With support from the National Science Foundation's Division of Undergraduate Education, this five-year project led by a two-year Hispanic Serving Institution (HSI) seeks to provide underrepresented students with mentored work experiences in computer information systems. Students will have access to paid on-campus work experiences and internships in businesses and industries. It is anticipated that some examples of potential student projects include mobile application development, cybersecurity, and computer support. It is expected that these experiences will increase undergraduate student interest, persistence, and success in computer information systems, as well as in STEM more broadly. To ensure that they are well-prepared for and gain the most from their work experiences, students will receive training on employability skills such as communication, teamwork, and project management. In addition, during their work experiences, students will be mentored by faculty, industry professionals, and peers. To strengthen the capacity of faculty to serve all students, including Hispanic students, the project will provide faculty with professional development focused on an equity mindset. This framework to provide mentored work experiences will be developed and piloted at Phoenix College, in the computer information technology department and eventually expanded to other STEM fields at the institution. Following this, the project also intends to expand this framework to four other two-year HSIs in the region. Through this work, the project aims to develop a replicable model for how two-year institutions can develop work experiences that foster increased student graduation and entry into STEM career pathways. This project, which is currently in its first year, seeks to examine how a curriculum that integrates cross-sector partnerships to provide work experiences can enhance STEM learning and retention. Using mixed methods and grounded theory, the project will expand knowledge about: (1) the impact of cross-sector partnerships that support work-focused experiential teaching and learning; (2) systematic ways to maintain and better use cross-sector partnerships; and (3) the degree to which a model of work-focused learning experiences can be adopted at other two-year HSIs and by other STEM fields. Baseline data about Hispanic serving identity at the pilot institution has been collected and assessed at the institutional, departmental, and for different educator roles including faculty, support staff, and administrative leaders to produce inputs towards developing a detailed plan of action. Early results from baseline data, visualizations, planning responses, and initial project activities for student work experiences and faculty professional development will be reported in the submission. The impact of Covid-19 to Year 1 activities will also be discussed. Expected long term results of the project include: development of sustainable mechanisms to foster cross-sector partnerships; increased student retention and workforce readiness; and measurable successes for STEM students, particularly Hispanic students, at two-year HSIs.

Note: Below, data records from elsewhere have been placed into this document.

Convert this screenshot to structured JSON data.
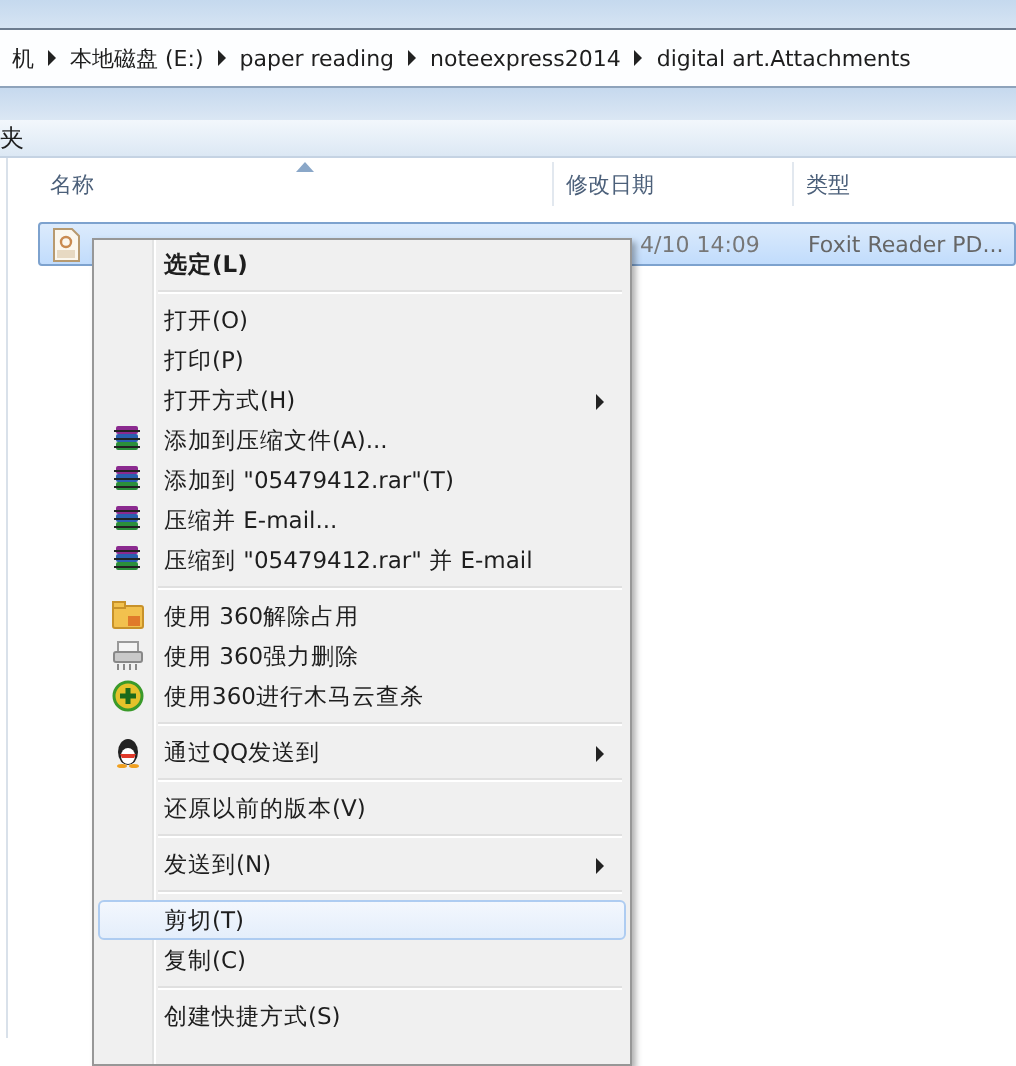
{
  "breadcrumb": [
    "机",
    "本地磁盘 (E:)",
    "paper reading",
    "noteexpress2014",
    "digital art.Attachments"
  ],
  "toolbar": {
    "label": "夹"
  },
  "columns": [
    {
      "label": "名称",
      "sorted": true
    },
    {
      "label": "修改日期",
      "sorted": false
    },
    {
      "label": "类型",
      "sorted": false
    }
  ],
  "files": [
    {
      "date": "4/10 14:09",
      "type": "Foxit Reader PD...",
      "selected": true
    }
  ],
  "context_menu": [
    {
      "kind": "item",
      "label": "选定(L)",
      "bold": true,
      "submenu": false,
      "selected": false
    },
    {
      "kind": "separator"
    },
    {
      "kind": "item",
      "label": "打开(O)",
      "bold": false,
      "submenu": false,
      "selected": false
    },
    {
      "kind": "item",
      "label": "打印(P)",
      "bold": false,
      "submenu": false,
      "selected": false
    },
    {
      "kind": "item",
      "label": "打开方式(H)",
      "bold": false,
      "submenu": true,
      "selected": false
    },
    {
      "kind": "archive",
      "label": "添加到压缩文件(A)...",
      "bold": false,
      "submenu": false,
      "selected": false
    },
    {
      "kind": "archive",
      "label": "添加到 \"05479412.rar\"(T)",
      "bold": false,
      "submenu": false,
      "selected": false
    },
    {
      "kind": "archive",
      "label": "压缩并 E-mail...",
      "bold": false,
      "submenu": false,
      "selected": false
    },
    {
      "kind": "archive",
      "label": "压缩到 \"05479412.rar\" 并 E-mail",
      "bold": false,
      "submenu": false,
      "selected": false
    },
    {
      "kind": "separator"
    },
    {
      "kind": "unlock",
      "label": "使用 360解除占用",
      "bold": false,
      "submenu": false,
      "selected": false
    },
    {
      "kind": "shred",
      "label": "使用 360强力删除",
      "bold": false,
      "submenu": false,
      "selected": false
    },
    {
      "kind": "scan",
      "label": "使用360进行木马云查杀",
      "bold": false,
      "submenu": false,
      "selected": false
    },
    {
      "kind": "separator"
    },
    {
      "kind": "qq",
      "label": "通过QQ发送到",
      "bold": false,
      "submenu": true,
      "selected": false
    },
    {
      "kind": "separator"
    },
    {
      "kind": "item",
      "label": "还原以前的版本(V)",
      "bold": false,
      "submenu": false,
      "selected": false
    },
    {
      "kind": "separator"
    },
    {
      "kind": "item",
      "label": "发送到(N)",
      "bold": false,
      "submenu": true,
      "selected": false
    },
    {
      "kind": "separator"
    },
    {
      "kind": "item",
      "label": "剪切(T)",
      "bold": false,
      "submenu": false,
      "selected": true
    },
    {
      "kind": "item",
      "label": "复制(C)",
      "bold": false,
      "submenu": false,
      "selected": false
    },
    {
      "kind": "separator"
    },
    {
      "kind": "item",
      "label": "创建快捷方式(S)",
      "bold": false,
      "submenu": false,
      "selected": false
    }
  ]
}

|Original language||English (US)|
|Journal||ASEE Annual Conference and Exposition, Conference Proceedings|
|State||Published - Jul 26 2021|

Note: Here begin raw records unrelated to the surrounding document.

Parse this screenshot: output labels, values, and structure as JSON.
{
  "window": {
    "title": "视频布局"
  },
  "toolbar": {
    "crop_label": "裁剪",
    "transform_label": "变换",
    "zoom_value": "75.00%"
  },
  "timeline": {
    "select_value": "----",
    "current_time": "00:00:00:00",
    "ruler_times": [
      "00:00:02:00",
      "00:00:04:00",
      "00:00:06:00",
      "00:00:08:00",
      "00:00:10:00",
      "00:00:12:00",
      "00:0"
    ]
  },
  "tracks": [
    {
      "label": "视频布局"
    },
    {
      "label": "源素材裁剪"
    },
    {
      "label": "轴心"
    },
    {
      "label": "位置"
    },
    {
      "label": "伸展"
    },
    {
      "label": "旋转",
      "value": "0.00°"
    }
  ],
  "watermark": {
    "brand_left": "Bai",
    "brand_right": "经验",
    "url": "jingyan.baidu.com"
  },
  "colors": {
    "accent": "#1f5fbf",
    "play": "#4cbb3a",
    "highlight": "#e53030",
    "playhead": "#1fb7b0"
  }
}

|Event||2021 ASEE Virtual Annual Conference, ASEE 2021 - Virtual, Online|
Duration: Jul 26 2021 → Jul 29 2021
ASJC Scopus subject areas